In another odd moment, it seems Clara is resigned to the idea she'll have to eventually return to Trap Street and 'face the raven' once again, but in the meantime she can have adventures of her own with Ashildr as her immortal companion. Do those two even get along? What's in this arrangement for Ashildr? And if Clara dies on her adventures before she gets to return to Trap Street, does the entire universe implode as the Time Lords warned?

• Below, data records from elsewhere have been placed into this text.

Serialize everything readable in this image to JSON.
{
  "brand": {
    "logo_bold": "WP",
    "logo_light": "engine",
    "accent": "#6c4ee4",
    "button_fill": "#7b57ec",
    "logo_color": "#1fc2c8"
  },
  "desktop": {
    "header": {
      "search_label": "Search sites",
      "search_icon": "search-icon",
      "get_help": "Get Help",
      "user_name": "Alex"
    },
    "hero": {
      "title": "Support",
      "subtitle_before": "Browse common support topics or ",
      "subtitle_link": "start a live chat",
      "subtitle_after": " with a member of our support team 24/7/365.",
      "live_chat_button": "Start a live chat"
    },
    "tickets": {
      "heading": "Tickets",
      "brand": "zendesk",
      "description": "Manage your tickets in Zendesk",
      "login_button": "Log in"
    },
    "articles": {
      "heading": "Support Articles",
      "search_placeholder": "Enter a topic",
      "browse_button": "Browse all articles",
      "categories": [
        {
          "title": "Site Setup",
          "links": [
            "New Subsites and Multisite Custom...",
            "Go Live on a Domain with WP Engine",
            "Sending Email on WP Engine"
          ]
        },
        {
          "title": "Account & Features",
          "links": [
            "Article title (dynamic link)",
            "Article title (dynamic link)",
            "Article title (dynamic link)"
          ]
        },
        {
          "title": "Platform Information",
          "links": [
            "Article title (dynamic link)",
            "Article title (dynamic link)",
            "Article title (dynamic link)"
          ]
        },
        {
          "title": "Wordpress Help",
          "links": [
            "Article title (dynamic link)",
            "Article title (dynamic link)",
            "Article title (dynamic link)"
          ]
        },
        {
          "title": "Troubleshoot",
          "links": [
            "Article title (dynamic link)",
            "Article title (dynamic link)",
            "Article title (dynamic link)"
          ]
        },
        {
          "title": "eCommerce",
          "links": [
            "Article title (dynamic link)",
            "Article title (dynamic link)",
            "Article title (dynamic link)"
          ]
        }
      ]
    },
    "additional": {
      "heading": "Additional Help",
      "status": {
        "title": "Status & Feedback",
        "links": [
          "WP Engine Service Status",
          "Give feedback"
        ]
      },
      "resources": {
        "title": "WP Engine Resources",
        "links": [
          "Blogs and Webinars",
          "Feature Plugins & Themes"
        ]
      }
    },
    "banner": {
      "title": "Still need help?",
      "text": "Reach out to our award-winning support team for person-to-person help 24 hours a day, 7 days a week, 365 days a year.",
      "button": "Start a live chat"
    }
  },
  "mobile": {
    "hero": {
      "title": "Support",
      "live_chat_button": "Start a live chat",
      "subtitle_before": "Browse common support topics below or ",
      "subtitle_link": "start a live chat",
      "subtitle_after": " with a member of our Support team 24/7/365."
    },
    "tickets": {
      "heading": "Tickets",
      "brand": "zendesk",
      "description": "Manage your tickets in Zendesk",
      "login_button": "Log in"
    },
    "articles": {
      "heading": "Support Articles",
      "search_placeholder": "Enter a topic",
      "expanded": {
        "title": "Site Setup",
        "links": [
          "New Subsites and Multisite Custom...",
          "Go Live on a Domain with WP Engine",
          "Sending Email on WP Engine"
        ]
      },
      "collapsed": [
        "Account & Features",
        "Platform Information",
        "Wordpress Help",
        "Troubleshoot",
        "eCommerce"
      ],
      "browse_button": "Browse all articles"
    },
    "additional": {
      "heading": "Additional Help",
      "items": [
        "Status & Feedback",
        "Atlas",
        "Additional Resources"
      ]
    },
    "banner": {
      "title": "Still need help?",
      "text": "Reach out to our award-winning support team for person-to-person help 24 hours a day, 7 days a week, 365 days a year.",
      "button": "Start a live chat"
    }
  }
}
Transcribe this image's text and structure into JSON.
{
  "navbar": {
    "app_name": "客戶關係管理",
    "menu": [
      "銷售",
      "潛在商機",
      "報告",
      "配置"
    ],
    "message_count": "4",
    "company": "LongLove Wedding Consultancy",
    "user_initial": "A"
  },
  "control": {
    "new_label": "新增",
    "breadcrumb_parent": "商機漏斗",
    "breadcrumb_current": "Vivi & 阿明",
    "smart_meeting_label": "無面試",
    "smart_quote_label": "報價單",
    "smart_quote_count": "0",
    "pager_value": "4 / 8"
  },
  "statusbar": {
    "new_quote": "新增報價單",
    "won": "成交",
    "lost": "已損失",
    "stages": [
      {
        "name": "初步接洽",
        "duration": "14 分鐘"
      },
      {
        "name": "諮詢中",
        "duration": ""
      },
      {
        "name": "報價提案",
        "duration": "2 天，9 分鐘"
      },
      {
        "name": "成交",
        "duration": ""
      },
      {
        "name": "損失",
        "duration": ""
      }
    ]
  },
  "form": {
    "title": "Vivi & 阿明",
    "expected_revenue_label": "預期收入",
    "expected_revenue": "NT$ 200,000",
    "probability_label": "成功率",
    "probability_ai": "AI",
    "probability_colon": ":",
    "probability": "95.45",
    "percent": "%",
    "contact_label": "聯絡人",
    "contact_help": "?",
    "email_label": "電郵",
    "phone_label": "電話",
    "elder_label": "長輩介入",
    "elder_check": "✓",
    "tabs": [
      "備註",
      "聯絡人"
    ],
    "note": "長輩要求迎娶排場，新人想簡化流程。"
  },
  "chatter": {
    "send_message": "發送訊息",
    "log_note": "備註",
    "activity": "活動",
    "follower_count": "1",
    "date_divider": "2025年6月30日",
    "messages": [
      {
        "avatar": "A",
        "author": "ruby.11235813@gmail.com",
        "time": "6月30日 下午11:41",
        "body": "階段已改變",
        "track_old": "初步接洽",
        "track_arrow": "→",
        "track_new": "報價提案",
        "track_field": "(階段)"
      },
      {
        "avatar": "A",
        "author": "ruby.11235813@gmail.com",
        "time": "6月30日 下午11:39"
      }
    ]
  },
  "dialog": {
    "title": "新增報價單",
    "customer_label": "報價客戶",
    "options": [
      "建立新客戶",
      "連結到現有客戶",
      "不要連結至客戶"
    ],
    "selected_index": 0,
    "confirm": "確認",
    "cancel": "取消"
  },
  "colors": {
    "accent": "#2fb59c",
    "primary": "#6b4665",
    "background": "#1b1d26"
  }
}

Yeah, "Hell Bent" was a big, expensive-looking mess that didn't tie things up very neatly. It wasn't an unpleasant mess that angered me, but it was still more absurd than inspired. Still, it was great to see Gallifrey for substantial screen time, and I didn't mind how this episode undid the far better ending for Clara in "Fear the Raven" (mainly because I'm used to Who pulling unfair tricks like this one), but it was very hard to get a handle on what the bloody hell was going on! Doctor Who has a tendency to be like this under Steven Moffat's leadership, but this hour felt particularly slippery, unwieldy, and distancing. Nothing much clicked into place for me about Series 9's sorely misjudged Hybrid mystery (in fact, I'm even more confused by it), and The Doctor's plan never felt remotely logical to me. There was just enough individually good moments and poignancy to elevate my star-rating, but it was a close call.

See you at Christmas, where the festive specials have a much lower success rate than the series finales! But hey, River Song's back and Greg Davies is her decapitated husband, so it'll be fun, yeah?


  • Nice that The Doctor finally gets a sonic screwdriver, and it can actually be spat at him from the TARDIS console now. Those sonic sunglasses really didn't work, and I can only assume Moffat insisted on them becoming a staple of Series 9 so he could get an easy shiver of schoolboy excitement from a proper sonic screwdriver showing up at the end.
  • Funny how The Doctor played Murray Gold's composition for Clara's theme tune on his electric guitar. This seems to be a recurring meta joke that The Doctor can essentially play the show's soundtrack, royalty-free.
  • There's no getting around it now, despite Missy's misleading comment earlier in the series that gender-swap regenerations require an expensive upgrade: a Time Lord can turn into a Time Lady. It happened right in front of our eyes. And there was even a cheeky line from actress T'nia Miller about her previous body being the only time she's been male. It seems a gender-swap regeneration is possible, but a rare occurrence.
  • Hang on: The Doctor spent 4.5 billion years inside the confession dial? Sort of, but because it took millions of exact copies, The Doctor who finally escaped only has memories of toiling away inside the dial for around 7,000 years. Right? So, from the perspective of Gallifreyans it was nevertheless 4.5bn years? So, um, how come The General (Ken Bones) hasn't once regenerated since the Time War? He had a ridiculously good run in that form!
  • Guest star Donald Sumpter is a familiar genre face, having appeared on Being Human and Game of Thrones in recent times. He's currently appearing in Jekyll & Hyde, too. But did you know he's been in Doctor Who twice before, in "The Sea Devils" and "The Wheel in Space"?
  • Speaking of Sumpter, I'm guessing his Rassilon will be back to antagonise The Doctor as another Time Lord nemesis along the same lines as Missy.
written by Steven Moffat • directed by Rachel Talalay • 5 December 2015 • BBC1

Next time...